(15) It must here be diligently noted, that Josephus’s copy of the First Book of Maccabees, which he had so carefully followed, and faithfully abridged, as far as the fiftieth verse of the thirteenth chapter, seems there to have ended. What few things there are afterward common to both, might probably be learned by him from some other more imperfect records. However, we must exactly observe here, what the remaining part of that book of the Maccabees informs us of, and what Josephus would never have omitted, had his copy contained so much, that this Simon the Great, the Maccabee, made a league with Antiochus Soter, the son of Demetrius Soter, and brother of the other Demetrius, who was now a captive in Parthis: that upon his coming to the crown, about the 140th year before the Christian sets, he granted great privileges to the Jewish nation, and to Simon their high priest and ethnarch; which privileges Simon seems to have taken of his own accord about three years before. In particular, he gave him leave to coin money for his country with his own stamp; and as concerning Jerusalem and the sanctuary, that they should be free, or, as the vulgar Latin hath it, “holy and free,” 1 Macc. 15:6, 7, which I take to be the truer reading, as being the very words of his father’s concession offered to Jonathan several years before, ch. 10:31; and Antiq. B, XIII. ch. 2. sect. 3. Now what makes this date and these grants greatly remarkable, is the state of the remaining genuine shekels of the Jews with Samaritan characters, which seem to have been (most of them at least) coined in the first four years of this Simon the Asamonean, and having upon them these words on one side, “Jerusalem the Holy ;” and on the reverse, “In the Year of Freedom,” 1, or 2, or 3, or 4; which shekels therefore are original monuments of these times, and undeniable marks of the truth of the history in these chapters, though it be in great measure omitted by Josephus. See Essay on the Old Test. p. 157, 158. The reason why I rather suppose that his copy of the Maccabees wanted these chapters, than that his own copies are here imperfect, is this, that all their contents are not here omitted, though much the greatest part be. 
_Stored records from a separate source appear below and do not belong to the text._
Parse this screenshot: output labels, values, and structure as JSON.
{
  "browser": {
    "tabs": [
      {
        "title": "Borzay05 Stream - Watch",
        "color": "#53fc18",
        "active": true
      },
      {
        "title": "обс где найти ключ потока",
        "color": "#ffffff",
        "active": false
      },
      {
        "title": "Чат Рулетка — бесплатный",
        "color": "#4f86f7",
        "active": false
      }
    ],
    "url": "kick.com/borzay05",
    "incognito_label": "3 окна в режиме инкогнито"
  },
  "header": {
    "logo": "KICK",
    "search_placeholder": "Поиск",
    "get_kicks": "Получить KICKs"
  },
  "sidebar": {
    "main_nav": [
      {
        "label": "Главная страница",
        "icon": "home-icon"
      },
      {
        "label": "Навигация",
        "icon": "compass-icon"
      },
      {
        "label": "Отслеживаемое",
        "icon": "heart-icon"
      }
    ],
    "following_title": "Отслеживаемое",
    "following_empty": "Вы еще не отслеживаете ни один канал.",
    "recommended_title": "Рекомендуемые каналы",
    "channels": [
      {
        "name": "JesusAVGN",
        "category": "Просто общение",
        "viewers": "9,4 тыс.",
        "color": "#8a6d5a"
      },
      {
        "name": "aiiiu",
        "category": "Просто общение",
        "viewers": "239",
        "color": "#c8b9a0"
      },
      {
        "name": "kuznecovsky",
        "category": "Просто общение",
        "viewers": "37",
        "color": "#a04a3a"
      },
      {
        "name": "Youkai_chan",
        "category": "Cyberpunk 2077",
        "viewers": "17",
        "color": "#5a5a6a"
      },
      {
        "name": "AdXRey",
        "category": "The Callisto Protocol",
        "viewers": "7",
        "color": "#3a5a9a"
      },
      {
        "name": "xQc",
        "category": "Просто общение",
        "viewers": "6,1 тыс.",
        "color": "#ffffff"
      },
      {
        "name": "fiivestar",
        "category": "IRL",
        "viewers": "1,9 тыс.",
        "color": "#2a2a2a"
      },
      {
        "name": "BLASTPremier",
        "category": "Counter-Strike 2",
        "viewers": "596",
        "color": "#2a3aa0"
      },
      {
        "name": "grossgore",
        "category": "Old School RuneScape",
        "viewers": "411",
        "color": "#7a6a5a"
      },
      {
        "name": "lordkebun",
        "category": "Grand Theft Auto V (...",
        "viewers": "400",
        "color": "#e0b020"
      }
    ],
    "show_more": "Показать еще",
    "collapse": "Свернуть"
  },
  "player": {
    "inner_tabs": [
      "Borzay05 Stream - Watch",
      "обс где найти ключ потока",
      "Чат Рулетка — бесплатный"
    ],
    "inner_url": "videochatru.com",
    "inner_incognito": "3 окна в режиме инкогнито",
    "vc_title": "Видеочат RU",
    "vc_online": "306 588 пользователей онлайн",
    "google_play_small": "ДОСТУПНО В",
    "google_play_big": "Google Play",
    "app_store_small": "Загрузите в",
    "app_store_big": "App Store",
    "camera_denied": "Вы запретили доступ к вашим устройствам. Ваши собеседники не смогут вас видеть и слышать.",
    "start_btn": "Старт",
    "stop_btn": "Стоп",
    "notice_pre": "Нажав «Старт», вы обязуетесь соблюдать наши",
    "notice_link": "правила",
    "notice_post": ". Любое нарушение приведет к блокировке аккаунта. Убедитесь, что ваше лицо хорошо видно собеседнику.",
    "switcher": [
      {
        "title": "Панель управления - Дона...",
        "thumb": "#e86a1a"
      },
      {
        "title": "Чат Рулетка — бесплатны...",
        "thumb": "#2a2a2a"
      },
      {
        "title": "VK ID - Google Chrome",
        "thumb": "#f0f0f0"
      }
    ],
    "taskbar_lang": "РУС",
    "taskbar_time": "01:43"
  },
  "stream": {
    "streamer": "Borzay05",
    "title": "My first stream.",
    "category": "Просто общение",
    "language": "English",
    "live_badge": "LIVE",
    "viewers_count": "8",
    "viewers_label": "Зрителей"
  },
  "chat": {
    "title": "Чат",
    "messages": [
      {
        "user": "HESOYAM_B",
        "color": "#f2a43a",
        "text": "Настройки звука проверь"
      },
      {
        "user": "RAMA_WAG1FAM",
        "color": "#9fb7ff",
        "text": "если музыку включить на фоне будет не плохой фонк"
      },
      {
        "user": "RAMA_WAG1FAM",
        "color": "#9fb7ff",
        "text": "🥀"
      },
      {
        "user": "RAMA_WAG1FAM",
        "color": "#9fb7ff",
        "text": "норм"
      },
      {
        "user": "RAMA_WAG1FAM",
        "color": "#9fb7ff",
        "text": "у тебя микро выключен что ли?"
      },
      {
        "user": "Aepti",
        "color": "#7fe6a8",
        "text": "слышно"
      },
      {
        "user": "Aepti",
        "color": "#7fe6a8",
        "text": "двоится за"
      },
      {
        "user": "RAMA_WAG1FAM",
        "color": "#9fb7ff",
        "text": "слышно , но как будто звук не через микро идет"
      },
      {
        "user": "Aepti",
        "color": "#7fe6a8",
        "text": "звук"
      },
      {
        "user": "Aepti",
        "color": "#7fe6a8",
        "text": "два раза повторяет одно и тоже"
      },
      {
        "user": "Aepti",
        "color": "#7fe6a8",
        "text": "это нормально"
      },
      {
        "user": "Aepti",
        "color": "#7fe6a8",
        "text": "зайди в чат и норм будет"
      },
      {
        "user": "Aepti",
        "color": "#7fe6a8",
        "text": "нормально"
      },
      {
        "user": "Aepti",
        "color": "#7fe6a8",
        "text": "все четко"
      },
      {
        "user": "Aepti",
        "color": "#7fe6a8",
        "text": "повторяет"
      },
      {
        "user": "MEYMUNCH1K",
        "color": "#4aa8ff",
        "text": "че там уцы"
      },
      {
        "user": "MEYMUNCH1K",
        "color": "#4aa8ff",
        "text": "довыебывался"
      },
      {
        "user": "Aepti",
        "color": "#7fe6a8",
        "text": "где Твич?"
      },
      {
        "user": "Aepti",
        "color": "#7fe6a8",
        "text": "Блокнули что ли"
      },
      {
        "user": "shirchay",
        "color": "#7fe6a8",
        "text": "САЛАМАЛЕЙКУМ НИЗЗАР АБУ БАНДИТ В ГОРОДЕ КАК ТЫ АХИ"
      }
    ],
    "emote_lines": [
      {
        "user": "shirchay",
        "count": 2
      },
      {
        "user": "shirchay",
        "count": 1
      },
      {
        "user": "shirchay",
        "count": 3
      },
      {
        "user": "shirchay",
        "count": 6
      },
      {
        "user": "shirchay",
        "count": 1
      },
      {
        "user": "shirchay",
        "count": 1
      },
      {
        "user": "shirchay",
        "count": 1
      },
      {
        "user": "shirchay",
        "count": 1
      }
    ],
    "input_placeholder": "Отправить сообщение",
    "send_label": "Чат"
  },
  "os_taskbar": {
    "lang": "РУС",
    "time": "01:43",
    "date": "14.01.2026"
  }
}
(16) How Trypho killed this Antiochus the epitome of Livy informs us, ch. 53, viz. that he corrupted his physicians or surgeons, who falsely pretending to the people that he was perishing with the stone, as they cut him for it, killed him, which exactly agrees with Josephus. 

(17) That this Antiochus, the son of Alexader Balas, was called “The God,” is evident from his coins, which Spanheim assures us bear this inscription, “King Antiochus the God, Epiphanes the Victorious.” 

(18) Here Josephus begins to follow and to abridge the next sacred Hebrew book, styled in the end of the First Book of Maccabees, “The Chronicle of John [Hyrcanus’s] high priesthood;” but in some of the Greek copies,” The Fourth Book of Maccabees.” A Greek version of this chronicle was extant not very long ago in the days of Sautes Pagninus, and Sixtus Senensis, at Lyons, though it seems to have been there burnt, and to be utterly lost. See Sixtus Senensis’s account of it, of its many Hebraisms, and its great agreement with Josephus’s abridgement, in the Authent. Rec. Part I. p. 206, 207, 208.